(WHAT YOU HAVE TO DO): Read the lines below. Copy out any that hold the string "include".

(Page and application data records):
§ §
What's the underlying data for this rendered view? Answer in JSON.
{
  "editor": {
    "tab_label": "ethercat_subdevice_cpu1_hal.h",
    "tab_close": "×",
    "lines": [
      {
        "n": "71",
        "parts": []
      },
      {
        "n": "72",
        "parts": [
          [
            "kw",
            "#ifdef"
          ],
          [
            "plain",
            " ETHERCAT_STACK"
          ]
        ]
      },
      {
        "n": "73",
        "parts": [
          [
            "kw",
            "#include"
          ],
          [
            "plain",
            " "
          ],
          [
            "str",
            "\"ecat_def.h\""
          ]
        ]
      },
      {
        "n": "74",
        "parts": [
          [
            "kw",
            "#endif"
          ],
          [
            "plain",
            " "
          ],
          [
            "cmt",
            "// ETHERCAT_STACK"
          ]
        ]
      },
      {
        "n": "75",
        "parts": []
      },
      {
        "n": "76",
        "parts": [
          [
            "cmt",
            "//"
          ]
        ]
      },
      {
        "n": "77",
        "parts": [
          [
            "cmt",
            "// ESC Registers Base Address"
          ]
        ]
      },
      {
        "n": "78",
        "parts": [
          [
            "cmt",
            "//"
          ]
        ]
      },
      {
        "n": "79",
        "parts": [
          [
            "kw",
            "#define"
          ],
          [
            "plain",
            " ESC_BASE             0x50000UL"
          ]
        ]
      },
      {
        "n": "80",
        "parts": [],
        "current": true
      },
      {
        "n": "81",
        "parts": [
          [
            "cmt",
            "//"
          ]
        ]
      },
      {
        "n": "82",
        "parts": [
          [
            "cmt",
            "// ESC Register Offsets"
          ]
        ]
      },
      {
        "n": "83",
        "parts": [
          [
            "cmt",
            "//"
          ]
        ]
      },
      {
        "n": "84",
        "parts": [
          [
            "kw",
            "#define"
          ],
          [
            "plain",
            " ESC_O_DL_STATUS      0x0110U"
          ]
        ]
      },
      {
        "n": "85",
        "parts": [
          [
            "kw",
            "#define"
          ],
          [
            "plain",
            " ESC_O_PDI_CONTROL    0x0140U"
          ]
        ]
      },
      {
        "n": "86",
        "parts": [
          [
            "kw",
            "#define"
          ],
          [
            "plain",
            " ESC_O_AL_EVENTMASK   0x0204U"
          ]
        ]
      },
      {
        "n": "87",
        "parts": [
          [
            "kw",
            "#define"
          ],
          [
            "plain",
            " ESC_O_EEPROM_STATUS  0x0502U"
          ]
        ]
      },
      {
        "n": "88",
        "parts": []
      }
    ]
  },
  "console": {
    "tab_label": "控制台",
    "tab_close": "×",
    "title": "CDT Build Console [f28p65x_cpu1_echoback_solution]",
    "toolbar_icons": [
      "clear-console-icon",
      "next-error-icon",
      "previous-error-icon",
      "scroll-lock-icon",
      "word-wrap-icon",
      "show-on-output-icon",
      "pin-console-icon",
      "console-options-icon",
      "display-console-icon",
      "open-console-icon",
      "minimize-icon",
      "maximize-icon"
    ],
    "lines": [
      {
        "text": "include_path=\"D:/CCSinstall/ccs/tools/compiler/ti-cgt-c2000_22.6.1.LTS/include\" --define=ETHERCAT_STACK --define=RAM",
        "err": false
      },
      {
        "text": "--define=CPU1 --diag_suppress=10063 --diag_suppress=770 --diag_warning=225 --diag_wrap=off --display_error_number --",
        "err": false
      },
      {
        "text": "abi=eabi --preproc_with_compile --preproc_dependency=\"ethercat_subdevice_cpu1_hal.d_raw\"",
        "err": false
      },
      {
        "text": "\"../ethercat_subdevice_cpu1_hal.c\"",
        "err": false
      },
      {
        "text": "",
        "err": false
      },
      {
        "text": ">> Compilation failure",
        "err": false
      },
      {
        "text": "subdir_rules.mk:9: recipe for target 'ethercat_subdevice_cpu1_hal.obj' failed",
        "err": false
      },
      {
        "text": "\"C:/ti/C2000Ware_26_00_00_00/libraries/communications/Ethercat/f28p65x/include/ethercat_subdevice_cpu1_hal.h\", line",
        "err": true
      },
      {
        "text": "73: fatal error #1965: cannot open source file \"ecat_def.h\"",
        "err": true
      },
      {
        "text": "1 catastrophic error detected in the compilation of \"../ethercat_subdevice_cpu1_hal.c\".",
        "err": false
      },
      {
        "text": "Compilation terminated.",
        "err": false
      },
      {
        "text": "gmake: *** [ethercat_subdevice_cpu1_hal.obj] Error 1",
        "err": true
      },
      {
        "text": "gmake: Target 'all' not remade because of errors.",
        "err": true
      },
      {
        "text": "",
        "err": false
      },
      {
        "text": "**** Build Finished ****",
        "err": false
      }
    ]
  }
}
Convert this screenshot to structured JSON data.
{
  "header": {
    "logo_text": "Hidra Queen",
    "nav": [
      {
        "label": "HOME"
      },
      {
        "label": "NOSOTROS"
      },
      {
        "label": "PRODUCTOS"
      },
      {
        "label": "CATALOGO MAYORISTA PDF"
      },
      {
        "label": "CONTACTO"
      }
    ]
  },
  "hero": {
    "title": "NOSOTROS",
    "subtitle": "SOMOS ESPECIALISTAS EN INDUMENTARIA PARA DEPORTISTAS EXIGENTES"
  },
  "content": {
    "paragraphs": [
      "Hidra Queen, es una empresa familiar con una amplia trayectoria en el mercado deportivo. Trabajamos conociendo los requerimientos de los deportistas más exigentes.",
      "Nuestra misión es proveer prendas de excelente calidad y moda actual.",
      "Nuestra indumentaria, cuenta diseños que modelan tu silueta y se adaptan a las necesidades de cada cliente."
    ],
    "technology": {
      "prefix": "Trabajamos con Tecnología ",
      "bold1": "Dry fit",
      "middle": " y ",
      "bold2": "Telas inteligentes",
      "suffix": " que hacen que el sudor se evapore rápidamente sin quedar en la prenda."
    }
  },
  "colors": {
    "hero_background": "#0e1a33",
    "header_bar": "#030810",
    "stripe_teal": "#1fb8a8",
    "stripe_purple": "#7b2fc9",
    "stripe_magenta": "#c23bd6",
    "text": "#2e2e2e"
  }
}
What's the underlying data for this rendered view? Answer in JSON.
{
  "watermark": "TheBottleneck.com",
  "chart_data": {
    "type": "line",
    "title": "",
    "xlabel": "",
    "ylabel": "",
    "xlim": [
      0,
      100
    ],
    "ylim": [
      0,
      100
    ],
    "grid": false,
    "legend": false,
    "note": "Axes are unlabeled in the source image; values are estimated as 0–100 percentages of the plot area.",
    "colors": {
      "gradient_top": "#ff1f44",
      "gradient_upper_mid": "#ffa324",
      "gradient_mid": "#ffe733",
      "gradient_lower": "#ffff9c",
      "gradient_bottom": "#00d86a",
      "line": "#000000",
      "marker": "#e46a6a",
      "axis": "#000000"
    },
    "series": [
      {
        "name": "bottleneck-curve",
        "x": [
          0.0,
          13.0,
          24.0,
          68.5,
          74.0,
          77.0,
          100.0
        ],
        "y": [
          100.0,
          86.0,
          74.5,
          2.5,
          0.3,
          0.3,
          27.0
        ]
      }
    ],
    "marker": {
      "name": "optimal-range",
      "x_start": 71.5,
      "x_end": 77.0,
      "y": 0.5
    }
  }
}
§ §
(RESPONSE AREA):
            "#include"
        "text": "include_path=\"D:/CCSinstall/ccs/tools/compiler/ti-cgt-c2000_22.6.1.LTS/include\" --define=ETHERCAT_STACK --define=RAM",
        "text": "\"C:/ti/C2000Ware_26_00_00_00/libraries/communications/Ethercat/f28p65x/include/ethercat_subdevice_cpu1_hal.h\", line",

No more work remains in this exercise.